Pleasure as only intrinsic value
Use happiness, defined in terms of pleasure, to evaluate conseq. of acts
Greatest Happiness Principle (GHP)
Subordinate principles (moral rules) (8-9)
GHP used to determine subordinate rules, decide between them if they conflict re: an actionSlide18
Chpt V: Utilitarianism & Justice
Two questions addressed here:What differentiates justice from the rest of morality?
2. Would utilitarianism allow people to act unjustly if that would promote more happiness in a group overall?Slide19
Question 1: Moral categories
Morally obligatory/requiredWhat must be done
Morally permissible/optionalWhat can be done
Morally prohibitedWhat must not be done
praiseworthy but optionalSlide20
What promotes general happiness, andWhat people should be compelled to do or avoid (19)How decide what actions should be compelled?
What promotes happiness, but people should not be compelled to do or avoid (19)Though we can try to persuade Examples?
Duties of perfect obligation (20)Connected to one or more rights How determine what counts as a right?Justice/rights focus on security: “the most vital of all interests” (21)
Duties of imperfect obligation (20)Not connected to rightsExample: generosity
Rest of moralitySlide22
Must we maximize happiness?
For Mill, is it morally required to produce as much happiness as possible, in all actions?
No, according to other writings
See also p. 20Slide23
Refined way of defining acts as morally right/wrong
What produces general happiness (GHP)
What we should compel people to do or avoid
Would utilitarianism allow people to act unjustly if that would promote more happiness in a group overall
How would Mill respond, and why?Slide25

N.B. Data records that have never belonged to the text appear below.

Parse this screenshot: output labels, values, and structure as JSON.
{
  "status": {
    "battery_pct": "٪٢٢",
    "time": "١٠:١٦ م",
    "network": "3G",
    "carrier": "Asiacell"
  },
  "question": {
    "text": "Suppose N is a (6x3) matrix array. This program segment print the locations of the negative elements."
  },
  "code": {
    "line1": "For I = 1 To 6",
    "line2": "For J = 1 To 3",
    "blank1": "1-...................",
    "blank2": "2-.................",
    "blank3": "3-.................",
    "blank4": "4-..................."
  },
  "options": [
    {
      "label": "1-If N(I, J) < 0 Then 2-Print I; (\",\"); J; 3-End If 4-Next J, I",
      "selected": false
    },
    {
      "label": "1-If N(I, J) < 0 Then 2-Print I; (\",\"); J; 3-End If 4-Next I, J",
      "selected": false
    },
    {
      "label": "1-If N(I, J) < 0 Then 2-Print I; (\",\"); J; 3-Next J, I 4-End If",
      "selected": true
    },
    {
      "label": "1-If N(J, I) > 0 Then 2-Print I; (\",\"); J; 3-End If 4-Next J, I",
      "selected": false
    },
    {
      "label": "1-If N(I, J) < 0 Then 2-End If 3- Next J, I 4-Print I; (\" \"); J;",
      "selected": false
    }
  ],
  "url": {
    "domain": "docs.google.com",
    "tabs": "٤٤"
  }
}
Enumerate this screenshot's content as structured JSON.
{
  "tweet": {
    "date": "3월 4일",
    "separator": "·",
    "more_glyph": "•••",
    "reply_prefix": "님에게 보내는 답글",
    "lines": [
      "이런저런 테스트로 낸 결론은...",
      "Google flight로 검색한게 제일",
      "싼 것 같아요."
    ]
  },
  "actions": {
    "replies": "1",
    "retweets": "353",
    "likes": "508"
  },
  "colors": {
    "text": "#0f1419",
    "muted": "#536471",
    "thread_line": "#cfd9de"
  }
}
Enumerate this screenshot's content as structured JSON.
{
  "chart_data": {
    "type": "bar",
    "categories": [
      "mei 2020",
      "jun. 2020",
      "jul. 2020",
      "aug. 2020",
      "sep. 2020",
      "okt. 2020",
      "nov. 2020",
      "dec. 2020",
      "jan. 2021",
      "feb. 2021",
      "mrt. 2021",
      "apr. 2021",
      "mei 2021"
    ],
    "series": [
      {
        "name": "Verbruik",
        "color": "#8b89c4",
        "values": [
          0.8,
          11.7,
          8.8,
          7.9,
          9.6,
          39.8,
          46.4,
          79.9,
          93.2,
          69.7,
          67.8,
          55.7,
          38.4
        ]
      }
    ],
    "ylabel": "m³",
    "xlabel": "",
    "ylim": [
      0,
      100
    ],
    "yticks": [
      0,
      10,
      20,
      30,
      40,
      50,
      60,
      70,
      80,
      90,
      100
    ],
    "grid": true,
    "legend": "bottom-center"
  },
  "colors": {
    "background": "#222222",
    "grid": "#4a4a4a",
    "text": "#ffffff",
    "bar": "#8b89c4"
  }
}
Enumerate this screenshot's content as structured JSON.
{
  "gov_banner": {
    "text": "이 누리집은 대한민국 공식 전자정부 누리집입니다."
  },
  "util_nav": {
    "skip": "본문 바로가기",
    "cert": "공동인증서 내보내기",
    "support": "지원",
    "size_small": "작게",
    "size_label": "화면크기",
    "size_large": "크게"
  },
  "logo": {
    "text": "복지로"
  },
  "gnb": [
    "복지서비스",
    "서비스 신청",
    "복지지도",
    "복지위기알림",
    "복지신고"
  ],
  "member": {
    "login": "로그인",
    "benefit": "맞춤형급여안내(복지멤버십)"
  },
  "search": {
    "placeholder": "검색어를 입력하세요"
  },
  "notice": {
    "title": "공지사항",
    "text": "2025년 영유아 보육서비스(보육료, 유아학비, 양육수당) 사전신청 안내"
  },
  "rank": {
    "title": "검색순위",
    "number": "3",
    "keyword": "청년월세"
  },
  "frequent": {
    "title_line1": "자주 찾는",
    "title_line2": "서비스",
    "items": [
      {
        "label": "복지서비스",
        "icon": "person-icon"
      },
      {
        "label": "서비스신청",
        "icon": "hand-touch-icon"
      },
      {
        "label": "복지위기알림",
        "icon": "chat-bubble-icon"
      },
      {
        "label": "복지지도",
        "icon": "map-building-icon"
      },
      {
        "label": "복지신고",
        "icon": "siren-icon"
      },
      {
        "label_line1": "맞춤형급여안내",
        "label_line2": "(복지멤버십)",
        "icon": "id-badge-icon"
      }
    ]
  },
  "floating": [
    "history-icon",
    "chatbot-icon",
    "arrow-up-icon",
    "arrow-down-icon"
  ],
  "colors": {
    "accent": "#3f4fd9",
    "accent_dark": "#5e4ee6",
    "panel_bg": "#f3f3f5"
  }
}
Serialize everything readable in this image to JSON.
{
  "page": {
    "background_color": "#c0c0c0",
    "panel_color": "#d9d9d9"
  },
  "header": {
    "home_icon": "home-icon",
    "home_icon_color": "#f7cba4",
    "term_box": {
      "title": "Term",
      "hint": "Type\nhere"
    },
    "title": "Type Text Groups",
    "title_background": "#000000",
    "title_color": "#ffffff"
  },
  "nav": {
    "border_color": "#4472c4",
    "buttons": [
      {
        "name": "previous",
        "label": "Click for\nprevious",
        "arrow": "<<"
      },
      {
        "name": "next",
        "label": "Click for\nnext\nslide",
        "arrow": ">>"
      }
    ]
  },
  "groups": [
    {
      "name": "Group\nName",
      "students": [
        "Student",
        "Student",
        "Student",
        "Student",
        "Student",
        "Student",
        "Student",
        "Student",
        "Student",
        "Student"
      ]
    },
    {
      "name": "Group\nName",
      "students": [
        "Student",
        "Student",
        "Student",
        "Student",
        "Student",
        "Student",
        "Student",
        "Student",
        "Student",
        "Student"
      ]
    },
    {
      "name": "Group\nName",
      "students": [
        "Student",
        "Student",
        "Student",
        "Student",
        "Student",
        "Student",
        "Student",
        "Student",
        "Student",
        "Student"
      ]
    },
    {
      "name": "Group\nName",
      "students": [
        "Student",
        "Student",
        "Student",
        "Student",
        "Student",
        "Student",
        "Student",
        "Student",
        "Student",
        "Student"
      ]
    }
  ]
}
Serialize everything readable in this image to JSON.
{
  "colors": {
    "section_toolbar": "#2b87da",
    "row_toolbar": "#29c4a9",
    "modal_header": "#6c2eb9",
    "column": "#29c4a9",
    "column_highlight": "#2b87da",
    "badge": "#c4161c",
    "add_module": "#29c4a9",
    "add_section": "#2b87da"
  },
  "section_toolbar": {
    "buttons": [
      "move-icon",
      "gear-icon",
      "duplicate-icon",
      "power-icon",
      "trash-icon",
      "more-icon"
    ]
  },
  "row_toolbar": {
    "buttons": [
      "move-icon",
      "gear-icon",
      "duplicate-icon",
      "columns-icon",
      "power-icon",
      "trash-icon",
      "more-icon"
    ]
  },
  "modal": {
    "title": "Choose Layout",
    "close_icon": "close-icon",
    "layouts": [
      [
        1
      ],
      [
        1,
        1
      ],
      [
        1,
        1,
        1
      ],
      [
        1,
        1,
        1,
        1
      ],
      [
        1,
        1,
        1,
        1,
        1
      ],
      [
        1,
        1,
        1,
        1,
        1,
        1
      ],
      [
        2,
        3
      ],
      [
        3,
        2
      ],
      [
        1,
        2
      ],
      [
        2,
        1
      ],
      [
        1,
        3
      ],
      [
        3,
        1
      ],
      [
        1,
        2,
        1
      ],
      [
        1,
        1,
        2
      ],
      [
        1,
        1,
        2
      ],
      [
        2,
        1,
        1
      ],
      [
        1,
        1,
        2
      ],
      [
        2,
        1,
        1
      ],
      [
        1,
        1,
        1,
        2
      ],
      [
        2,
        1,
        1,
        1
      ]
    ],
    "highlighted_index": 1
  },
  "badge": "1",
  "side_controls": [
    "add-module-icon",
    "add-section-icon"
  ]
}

Are there exceptions to rules of justice?Yes and no… (22)Slide26
Act vs Rule utilitarianism
A distinction that didn’t exist when Mill was writing
moral value of acts judged by utility of consequences of those (kinds of) acts
moral value of acts judged by whether they follow rules; rules judged by utility of their consequences if generally accepted and/or followedSlide27
Principle of utility (e.g., Mill’s GHP)
Principle of utility (e.g., Mill’s GHP)
Rules with high acceptance and/or obedience utility
Where does Mill’s view fit?Slide28Slide29Slide30